As recently as Thursday, Dr. Anthony Fauci said that Americans should continue wearing their masks and social distancing after getting the vaccine because they can still spread the coronavirus.
On Monday, the Centers for Disease Control and Prevention announced that those who are fully-vaccinated can gather with other vaccinated people indoors without a mask or social distancing.
CDC Director Dr. Rochelle Walensky said the science of COVID-19 “is complex and our understanding of the virus continues to rapidly evolve,” before saying a balance must be struck between the risk of those who have and have not been vaccinated and the benefit of “resuming everyday activities and getting back to some of the things we love in life.”
“It’s against this backdrop and the current state of the pandemic that we have developed these new recommendations,” she said in a statement. “With today’s initial guidance, it’s important to note that we are focusing on activities fully vaccinated people can resume in private settings such as their homes under two scenarios.”
“The first scenario is fully vaccinated people visiting with other fully vaccinated people,” Walensky added. “In this scenario, CDC recommends that fully vaccinated people can visit with other fully vaccinated people in small gatherings indoors without wearing masks or physical distancing — remember here we are talking about private settings where everyone is vaccinated.”
The director explained what this means, but seemed to confusingly say the people in the scenario she shared should be wearing masks.
“If you and a friend or you and a family member are both vaccinated, you can have dinner together wearing masks without distancing. You can visit your grandparents if you have been vaccinated and they have been, too,” Walensky said.

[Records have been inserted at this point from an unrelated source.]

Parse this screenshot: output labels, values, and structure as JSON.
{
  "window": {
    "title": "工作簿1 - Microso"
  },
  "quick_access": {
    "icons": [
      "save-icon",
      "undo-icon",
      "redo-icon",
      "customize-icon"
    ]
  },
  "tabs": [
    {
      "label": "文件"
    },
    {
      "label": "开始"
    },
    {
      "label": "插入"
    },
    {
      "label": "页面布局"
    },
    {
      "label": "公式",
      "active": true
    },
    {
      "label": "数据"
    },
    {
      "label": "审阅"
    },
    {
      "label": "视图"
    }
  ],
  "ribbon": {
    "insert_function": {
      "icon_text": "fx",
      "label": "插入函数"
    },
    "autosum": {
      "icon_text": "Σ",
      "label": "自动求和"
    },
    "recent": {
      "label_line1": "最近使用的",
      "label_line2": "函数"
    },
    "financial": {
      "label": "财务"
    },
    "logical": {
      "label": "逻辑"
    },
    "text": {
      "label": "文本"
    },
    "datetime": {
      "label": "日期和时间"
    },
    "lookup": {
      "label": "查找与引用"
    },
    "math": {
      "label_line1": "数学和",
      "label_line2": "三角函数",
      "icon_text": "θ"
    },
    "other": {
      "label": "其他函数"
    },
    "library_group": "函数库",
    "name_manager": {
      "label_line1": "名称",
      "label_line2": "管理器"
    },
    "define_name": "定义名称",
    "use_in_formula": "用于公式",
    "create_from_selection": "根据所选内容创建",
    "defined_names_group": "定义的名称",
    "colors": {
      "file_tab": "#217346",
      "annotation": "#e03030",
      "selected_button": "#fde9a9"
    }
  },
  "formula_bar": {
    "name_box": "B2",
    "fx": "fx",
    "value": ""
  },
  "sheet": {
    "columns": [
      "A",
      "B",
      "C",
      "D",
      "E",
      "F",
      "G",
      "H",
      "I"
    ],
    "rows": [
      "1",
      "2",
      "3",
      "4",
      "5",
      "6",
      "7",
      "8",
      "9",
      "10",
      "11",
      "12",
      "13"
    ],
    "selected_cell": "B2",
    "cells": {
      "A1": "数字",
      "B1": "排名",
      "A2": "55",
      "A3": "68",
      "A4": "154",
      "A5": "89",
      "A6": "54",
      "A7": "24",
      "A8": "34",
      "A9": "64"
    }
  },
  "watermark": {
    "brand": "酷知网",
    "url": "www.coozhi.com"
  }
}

The CDC still recommends fully vaccinated people wear masks, avoid large gatherings, and physically distance themselves from others when out in public.
Walensky then shared recommendations for a more complicated scenario involving vaccinated people visiting with unvaccinated people.
Stressing the importance of keeping people safe, she said, “When fully vaccinated people visit with unvaccinated people, we have to consider the underlying risks of the unvaccinated people and any unvaccinated members of their household.”
“So CDC recommends that fully vaccinated people can visit with unvaccinated people from one other household indoors without wearing masks or physical distancing as long as the unvaccinated people and any unvaccinated people of the household are not at high risk for severe COVID-19 disease,” she said.
The stipulation being that no unvaccinated members of the household are an adult over age 65 or have an underlying condition such as cancer, heart disease or diabetes, that increases their risk of COVID-19 hospitalization or death.
“Here is an example,” Walensky said. “If grandparents have been vaccinated, they can visit their daughter and her family, even if they have not been vaccinated so long as the daughter and her family are not at risk for severe disease.”
If an unvaccinated person is high risk, she said “everyone, regardless of vaccination status, should still wear a mask and physically distance and choose to meet outdoors or in a well ventilated space.”
“Similarly, when fully vaccinated people are visiting with unvaccinated people from multiple households, everyone should wear masks and physically distance and meet outdoors in a well ventilated space,” Walensky added.